Your company requires you to attend weekly training meetings and then participate in practice sessions. Are you going to sit on the bench or are you playing to win the Super Bowl of Life?
The quarterback of the New England Patriots, Tom Brady, has won five Super Bowls, more Super Bowl victories than any other quarterback in the history of the National Football League.
That statistic is even more remarkable when you consider that Tom Brady will turn 40 years old on August 3, 2017. After five Super Bowl victories, Tom Brady will be back this fall to try and win a sixth Super Bowl ring

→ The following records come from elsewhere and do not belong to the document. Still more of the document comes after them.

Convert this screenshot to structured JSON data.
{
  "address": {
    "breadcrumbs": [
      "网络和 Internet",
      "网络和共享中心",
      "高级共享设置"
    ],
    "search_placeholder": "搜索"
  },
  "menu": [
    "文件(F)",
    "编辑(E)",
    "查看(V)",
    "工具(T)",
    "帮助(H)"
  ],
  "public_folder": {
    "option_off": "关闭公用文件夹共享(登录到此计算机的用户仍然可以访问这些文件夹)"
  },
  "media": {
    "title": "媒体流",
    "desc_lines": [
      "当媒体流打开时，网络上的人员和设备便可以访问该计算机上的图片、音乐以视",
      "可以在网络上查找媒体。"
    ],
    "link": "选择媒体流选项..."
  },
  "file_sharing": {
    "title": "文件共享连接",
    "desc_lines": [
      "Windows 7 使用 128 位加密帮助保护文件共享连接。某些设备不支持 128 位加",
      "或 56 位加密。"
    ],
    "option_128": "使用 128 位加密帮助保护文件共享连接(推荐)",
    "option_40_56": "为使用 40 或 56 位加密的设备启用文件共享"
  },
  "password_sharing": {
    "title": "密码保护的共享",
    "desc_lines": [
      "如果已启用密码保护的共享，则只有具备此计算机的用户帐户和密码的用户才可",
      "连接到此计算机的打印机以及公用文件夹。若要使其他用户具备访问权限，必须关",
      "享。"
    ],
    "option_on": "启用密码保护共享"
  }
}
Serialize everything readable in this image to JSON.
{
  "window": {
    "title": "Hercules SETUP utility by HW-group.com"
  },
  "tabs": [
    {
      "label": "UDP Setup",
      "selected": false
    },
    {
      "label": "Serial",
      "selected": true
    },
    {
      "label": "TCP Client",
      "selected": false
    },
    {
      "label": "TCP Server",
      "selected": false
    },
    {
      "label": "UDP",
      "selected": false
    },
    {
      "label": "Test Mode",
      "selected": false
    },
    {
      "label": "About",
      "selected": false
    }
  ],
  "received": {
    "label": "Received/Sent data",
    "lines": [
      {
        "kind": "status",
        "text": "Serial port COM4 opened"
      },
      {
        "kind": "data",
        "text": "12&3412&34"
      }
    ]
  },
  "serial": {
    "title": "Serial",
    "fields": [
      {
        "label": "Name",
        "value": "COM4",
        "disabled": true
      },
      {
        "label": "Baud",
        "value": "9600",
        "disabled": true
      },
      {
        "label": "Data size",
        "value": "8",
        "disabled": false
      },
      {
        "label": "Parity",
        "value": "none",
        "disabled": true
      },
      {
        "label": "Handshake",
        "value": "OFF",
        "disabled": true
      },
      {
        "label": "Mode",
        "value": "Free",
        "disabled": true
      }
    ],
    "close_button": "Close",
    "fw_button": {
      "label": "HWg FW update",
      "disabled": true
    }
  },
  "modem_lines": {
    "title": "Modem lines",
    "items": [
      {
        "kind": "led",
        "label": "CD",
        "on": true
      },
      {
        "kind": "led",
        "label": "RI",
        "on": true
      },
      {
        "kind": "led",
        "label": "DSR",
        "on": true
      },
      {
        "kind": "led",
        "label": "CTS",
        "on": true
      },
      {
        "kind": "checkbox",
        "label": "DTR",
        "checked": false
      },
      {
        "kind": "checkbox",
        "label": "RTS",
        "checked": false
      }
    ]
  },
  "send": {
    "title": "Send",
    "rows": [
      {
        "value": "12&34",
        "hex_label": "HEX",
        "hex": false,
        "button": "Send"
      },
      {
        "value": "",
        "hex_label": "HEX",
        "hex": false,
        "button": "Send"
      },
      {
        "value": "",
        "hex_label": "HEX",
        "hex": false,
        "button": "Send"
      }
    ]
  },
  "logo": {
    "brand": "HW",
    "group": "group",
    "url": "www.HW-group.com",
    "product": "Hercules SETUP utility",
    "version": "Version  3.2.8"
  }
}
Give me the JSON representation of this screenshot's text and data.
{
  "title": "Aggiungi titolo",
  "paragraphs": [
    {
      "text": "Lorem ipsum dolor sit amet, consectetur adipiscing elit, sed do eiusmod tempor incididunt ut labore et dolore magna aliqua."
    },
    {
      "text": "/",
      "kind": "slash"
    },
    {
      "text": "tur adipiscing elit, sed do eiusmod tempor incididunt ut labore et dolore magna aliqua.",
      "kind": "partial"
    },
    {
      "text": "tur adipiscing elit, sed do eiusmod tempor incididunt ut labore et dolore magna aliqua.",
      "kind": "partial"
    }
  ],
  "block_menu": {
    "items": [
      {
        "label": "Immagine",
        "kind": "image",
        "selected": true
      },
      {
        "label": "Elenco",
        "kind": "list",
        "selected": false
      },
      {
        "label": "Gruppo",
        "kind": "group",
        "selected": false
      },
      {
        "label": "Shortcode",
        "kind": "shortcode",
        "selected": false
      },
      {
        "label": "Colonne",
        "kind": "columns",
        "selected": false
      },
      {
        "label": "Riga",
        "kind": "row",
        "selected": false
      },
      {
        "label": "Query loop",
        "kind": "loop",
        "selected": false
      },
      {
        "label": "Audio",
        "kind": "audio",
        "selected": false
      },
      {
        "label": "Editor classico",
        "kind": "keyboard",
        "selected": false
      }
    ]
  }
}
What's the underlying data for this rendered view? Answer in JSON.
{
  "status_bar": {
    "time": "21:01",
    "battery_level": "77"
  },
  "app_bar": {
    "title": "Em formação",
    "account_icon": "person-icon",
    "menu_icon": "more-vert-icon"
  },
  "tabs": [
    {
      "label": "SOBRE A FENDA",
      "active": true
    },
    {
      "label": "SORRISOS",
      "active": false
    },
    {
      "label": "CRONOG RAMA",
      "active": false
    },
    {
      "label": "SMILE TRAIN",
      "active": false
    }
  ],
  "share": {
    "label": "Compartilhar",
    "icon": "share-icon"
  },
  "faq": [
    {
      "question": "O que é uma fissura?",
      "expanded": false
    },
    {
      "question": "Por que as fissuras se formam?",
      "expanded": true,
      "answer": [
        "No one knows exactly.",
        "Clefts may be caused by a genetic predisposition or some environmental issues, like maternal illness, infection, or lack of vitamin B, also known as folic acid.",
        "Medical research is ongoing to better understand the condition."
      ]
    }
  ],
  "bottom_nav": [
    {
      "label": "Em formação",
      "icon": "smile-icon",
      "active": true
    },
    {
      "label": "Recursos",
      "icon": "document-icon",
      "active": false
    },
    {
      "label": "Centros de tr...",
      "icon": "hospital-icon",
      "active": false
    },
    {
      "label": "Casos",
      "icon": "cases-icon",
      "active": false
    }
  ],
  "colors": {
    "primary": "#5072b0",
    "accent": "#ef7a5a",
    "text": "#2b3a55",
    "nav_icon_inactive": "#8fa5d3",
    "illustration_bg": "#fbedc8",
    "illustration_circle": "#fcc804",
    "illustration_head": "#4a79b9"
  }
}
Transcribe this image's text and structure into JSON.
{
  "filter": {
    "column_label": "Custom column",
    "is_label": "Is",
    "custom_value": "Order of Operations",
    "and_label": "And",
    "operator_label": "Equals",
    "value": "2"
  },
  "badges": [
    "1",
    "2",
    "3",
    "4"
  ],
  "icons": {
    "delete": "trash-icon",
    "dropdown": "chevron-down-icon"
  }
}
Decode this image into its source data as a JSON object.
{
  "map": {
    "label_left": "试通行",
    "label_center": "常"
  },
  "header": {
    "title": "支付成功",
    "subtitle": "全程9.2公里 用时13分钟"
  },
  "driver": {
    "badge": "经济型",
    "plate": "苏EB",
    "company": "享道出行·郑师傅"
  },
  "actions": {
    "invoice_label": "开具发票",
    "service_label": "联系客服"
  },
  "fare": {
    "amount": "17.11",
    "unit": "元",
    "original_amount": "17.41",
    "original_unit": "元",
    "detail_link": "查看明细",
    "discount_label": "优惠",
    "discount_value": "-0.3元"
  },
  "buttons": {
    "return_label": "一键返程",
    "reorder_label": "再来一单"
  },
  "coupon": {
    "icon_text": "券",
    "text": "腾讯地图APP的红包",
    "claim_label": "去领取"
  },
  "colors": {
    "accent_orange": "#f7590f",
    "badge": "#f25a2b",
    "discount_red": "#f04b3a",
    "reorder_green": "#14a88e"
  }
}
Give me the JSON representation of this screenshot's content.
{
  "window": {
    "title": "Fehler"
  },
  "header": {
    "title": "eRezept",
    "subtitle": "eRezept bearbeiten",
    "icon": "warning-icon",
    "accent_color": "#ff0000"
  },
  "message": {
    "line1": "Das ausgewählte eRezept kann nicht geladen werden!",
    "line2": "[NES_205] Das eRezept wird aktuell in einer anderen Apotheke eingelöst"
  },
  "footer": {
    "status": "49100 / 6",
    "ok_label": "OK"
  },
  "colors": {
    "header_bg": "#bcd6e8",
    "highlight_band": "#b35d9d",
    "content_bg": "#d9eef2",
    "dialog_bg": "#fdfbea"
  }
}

How does Brady maintain his superiority as the NFL’s top quarterback at 39, an age when most other football players have retired or whose best years are long behind them? For Tom Brady, it begins and ends with a disciplined program of exercise, training and practice.
Brady is arguably the best quarterback to ever play the game. But Brady practices every day. There is no “off-season” for Tom Brady. He has a quarterback coach. They run the same play over and over and over.
They video tape Brady running the plays and then spend hours watching those videos and taking notes. They develop a new training program then head back out to the field to practice the new plays over and over again.
In addition to his hours of practice, Brady also exercises three times a day to develop his strength and flexibility.
Training and practice is not something you do for your company. It’s not something you do because your boss tells you to. Training and practice is something you do for yourself. Training and practice is something you do for the rest of the people on your team.
Training and practice is a decision you make because you know you can’t learn less.
Talk to you soon.